Information shown: Begin

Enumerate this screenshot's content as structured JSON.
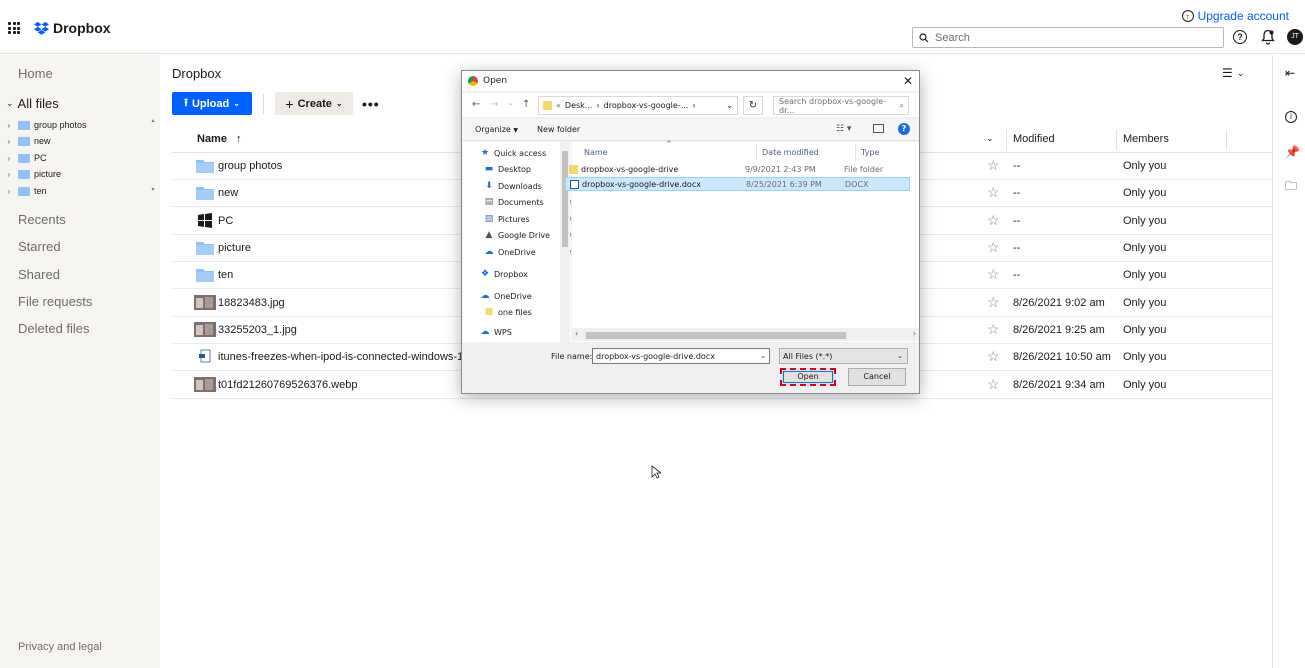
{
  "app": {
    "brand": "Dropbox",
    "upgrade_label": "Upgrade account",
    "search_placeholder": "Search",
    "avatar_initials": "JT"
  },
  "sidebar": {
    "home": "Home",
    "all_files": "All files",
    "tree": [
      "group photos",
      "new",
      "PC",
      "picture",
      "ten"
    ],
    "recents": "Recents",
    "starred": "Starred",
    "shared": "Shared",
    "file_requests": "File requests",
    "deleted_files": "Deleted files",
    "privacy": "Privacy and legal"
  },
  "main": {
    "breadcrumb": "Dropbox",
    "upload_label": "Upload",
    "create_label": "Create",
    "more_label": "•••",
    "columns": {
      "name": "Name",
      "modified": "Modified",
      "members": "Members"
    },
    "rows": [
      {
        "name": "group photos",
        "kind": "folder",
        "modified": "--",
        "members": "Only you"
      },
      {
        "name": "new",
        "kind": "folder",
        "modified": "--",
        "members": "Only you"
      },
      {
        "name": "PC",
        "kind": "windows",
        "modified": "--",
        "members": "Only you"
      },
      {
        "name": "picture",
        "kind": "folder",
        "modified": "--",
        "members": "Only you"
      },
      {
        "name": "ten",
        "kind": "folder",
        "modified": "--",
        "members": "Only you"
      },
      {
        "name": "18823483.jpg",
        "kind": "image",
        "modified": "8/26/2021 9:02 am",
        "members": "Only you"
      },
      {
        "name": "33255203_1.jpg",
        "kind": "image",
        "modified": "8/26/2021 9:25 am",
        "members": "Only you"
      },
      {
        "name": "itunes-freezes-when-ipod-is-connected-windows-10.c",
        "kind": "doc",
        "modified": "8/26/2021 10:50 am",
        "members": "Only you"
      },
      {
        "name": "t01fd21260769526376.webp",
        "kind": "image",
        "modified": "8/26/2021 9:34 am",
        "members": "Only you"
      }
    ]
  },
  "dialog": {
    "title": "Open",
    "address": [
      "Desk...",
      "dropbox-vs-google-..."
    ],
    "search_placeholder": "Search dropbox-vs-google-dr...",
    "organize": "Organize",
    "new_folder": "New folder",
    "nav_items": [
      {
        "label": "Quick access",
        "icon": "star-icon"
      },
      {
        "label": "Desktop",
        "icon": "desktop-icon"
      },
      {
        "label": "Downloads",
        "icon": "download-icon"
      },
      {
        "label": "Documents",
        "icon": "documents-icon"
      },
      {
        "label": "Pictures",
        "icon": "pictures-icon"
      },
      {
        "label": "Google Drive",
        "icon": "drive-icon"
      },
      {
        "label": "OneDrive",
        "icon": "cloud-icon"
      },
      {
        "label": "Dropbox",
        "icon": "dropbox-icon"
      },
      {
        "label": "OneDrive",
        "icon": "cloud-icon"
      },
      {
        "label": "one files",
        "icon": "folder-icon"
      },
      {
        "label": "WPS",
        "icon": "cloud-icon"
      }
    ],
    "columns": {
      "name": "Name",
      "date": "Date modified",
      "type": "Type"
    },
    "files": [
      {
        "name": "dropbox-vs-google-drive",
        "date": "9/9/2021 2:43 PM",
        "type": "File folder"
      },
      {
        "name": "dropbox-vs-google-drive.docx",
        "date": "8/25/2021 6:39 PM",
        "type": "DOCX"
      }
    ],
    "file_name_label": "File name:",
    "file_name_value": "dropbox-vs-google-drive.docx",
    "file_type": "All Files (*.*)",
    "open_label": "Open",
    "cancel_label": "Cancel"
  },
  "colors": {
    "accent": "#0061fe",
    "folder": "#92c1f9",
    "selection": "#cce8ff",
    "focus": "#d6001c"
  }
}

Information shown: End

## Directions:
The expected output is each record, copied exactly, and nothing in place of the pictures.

## Response box:
Enumerate this screenshot's content as structured JSON.
{
  "app": {
    "brand": "Dropbox",
    "upgrade_label": "Upgrade account",
    "search_placeholder": "Search",
    "avatar_initials": "JT"
  },
  "sidebar": {
    "home": "Home",
    "all_files": "All files",
    "tree": [
      "group photos",
      "new",
      "PC",
      "picture",
      "ten"
    ],
    "recents": "Recents",
    "starred": "Starred",
    "shared": "Shared",
    "file_requests": "File requests",
    "deleted_files": "Deleted files",
    "privacy": "Privacy and legal"
  },
  "main": {
    "breadcrumb": "Dropbox",
    "upload_label": "Upload",
    "create_label": "Create",
    "more_label": "•••",
    "columns": {
      "name": "Name",
      "modified": "Modified",
      "members": "Members"
    },
    "rows": [
      {
        "name": "group photos",
        "kind": "folder",
        "modified": "--",
        "members": "Only you"
      },
      {
        "name": "new",
        "kind": "folder",
        "modified": "--",
        "members": "Only you"
      },
      {
        "name": "PC",
        "kind": "windows",
        "modified": "--",
        "members": "Only you"
      },
      {
        "name": "picture",
        "kind": "folder",
        "modified": "--",
        "members": "Only you"
      },
      {
        "name": "ten",
        "kind": "folder",
        "modified": "--",
        "members": "Only you"
      },
      {
        "name": "18823483.jpg",
        "kind": "image",
        "modified": "8/26/2021 9:02 am",
        "members": "Only you"
      },
      {
        "name": "33255203_1.jpg",
        "kind": "image",
        "modified": "8/26/2021 9:25 am",
        "members": "Only you"
      },
      {
        "name": "itunes-freezes-when-ipod-is-connected-windows-10.c",
        "kind": "doc",
        "modified": "8/26/2021 10:50 am",
        "members": "Only you"
      },
      {
        "name": "t01fd21260769526376.webp",
        "kind": "image",
        "modified": "8/26/2021 9:34 am",
        "members": "Only you"
      }
    ]
  },
  "dialog": {
    "title": "Open",
    "address": [
      "Desk...",
      "dropbox-vs-google-..."
    ],
    "search_placeholder": "Search dropbox-vs-google-dr...",
    "organize": "Organize",
    "new_folder": "New folder",
    "nav_items": [
      {
        "label": "Quick access",
        "icon": "star-icon"
      },
      {
        "label": "Desktop",
        "icon": "desktop-icon"
      },
      {
        "label": "Downloads",
        "icon": "download-icon"
      },
      {
        "label": "Documents",
        "icon": "documents-icon"
      },
      {
        "label": "Pictures",
        "icon": "pictures-icon"
      },
      {
        "label": "Google Drive",
        "icon": "drive-icon"
      },
      {
        "label": "OneDrive",
        "icon": "cloud-icon"
      },
      {
        "label": "Dropbox",
        "icon": "dropbox-icon"
      },
      {
        "label": "OneDrive",
        "icon": "cloud-icon"
      },
      {
        "label": "one files",
        "icon": "folder-icon"
      },
      {
        "label": "WPS",
        "icon": "cloud-icon"
      }
    ],
    "columns": {
      "name": "Name",
      "date": "Date modified",
      "type": "Type"
    },
    "files": [
      {
        "name": "dropbox-vs-google-drive",
        "date": "9/9/2021 2:43 PM",
        "type": "File folder"
      },
      {
        "name": "dropbox-vs-google-drive.docx",
        "date": "8/25/2021 6:39 PM",
        "type": "DOCX"
      }
    ],
    "file_name_label": "File name:",
    "file_name_value": "dropbox-vs-google-drive.docx",
    "file_type": "All Files (*.*)",
    "open_label": "Open",
    "cancel_label": "Cancel"
  },
  "colors": {
    "accent": "#0061fe",
    "folder": "#92c1f9",
    "selection": "#cce8ff",
    "focus": "#d6001c"
  }
}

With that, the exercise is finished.